After Dec. 1, people will no longer be allowed to breed
lionfish in captivity or harvest or possess their eggs for
any purpose other than to destroy them.
The long arm of the law soon will be plunging into your aquarium.
Beginning Dec. 1, you will not be allowed to breed lionfish in captivity or harvest or possess their eggs or larvae for any purpose other than to destroy them.
Think of it as spaying and neutering for fish.
While a SWAT team is unlikely to descend on your home to enforce the rule, the Florida Fish and Wildlife Conservation Commission and the Florida Department of Agriculture and Consumer Services urges you not to become one of the scores of hobbyists who have set their lionfish free – or flushed them – to roam the wild.

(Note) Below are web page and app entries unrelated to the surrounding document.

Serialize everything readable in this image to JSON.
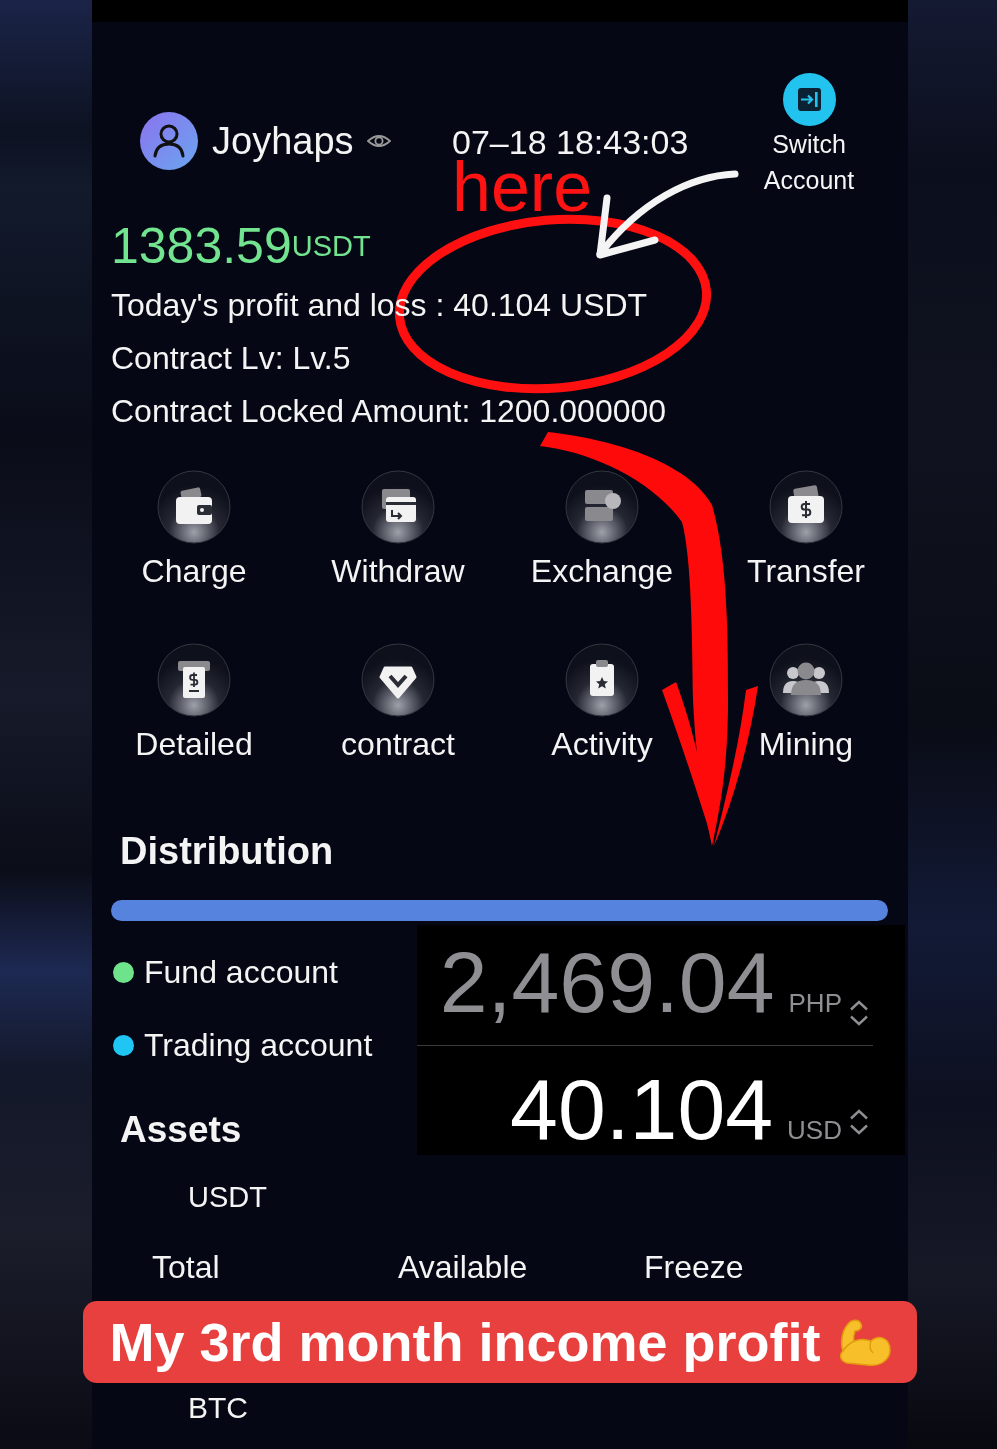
{
  "header": {
    "username": "Joyhaps",
    "datetime": "07–18 18:43:03",
    "switch_account": "Switch Account"
  },
  "annotation": {
    "note": "here"
  },
  "balance": {
    "amount": "1383.59",
    "unit": "USDT"
  },
  "info_lines": [
    "Today's profit and loss : 40.104 USDT",
    "Contract Lv: Lv.5",
    "Contract Locked Amount: 1200.000000"
  ],
  "shortcuts": [
    {
      "kind": "wallet",
      "label": "Charge"
    },
    {
      "kind": "card",
      "label": "Withdraw"
    },
    {
      "kind": "cards",
      "label": "Exchange"
    },
    {
      "kind": "money",
      "label": "Transfer"
    },
    {
      "kind": "receipt",
      "label": "Detailed"
    },
    {
      "kind": "gem",
      "label": "contract"
    },
    {
      "kind": "clipboard",
      "label": "Activity"
    },
    {
      "kind": "people",
      "label": "Mining"
    }
  ],
  "distribution": {
    "title": "Distribution",
    "legend": [
      {
        "label": "Fund account",
        "color": "#6fe28c"
      },
      {
        "label": "Trading account",
        "color": "#1fc6f4"
      }
    ]
  },
  "converter": {
    "rows": [
      {
        "amount": "2,469.04",
        "currency": "PHP",
        "selected": false
      },
      {
        "amount": "40.104",
        "currency": "USD",
        "selected": true
      }
    ]
  },
  "assets": {
    "title": "Assets",
    "items": [
      {
        "name": "USDT",
        "columns": [
          "Total",
          "Available",
          "Freeze"
        ]
      },
      {
        "name": "BTC"
      }
    ]
  },
  "caption": {
    "text": "My 3rd month income profit"
  }
}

Lionfish are the newest bad guys on the invasive species list, bumping Brazilian peppers and Burmese pythons down a notch since the first prickly specimen was found in Florida waters in 2006.
That’s because the frilly fish are tough on the ecosystem; they love to dine on native fish, including those that are food for commercial and sport fish, which lowers desirable fish populations.
They’re also tough on swimmers. Their spines are venomous, so if you touch one, injuries can range from stinging to infection to paralysis.
If you’re willing to take the chance, you can become the predator’s predator from Oct. 3-5 during the Sarasota Lionfish Derby, based at the Bearded Clam, 7150 N. Tamiami Trail in Sarasota. For more information, call 941-587-7206 or e-mail: firstname.lastname@example.org.
But anytime is the right time to bag a lionfish, according to the FWC, which has graciously and permanently lifted ubiquitous bag limits and size limits for the species.
If you catch or spear one, then what?
Handle with care – they can sting when they’re dead – photograph it if you can, and report it at www.MyFWC.com/Lionfish; click on “Report Lionfish,” or download the smart device app at the same address.
Then blacken it, and serve on a bed of Brazilian pepper leaves, maybe with a Burmese python appetizer.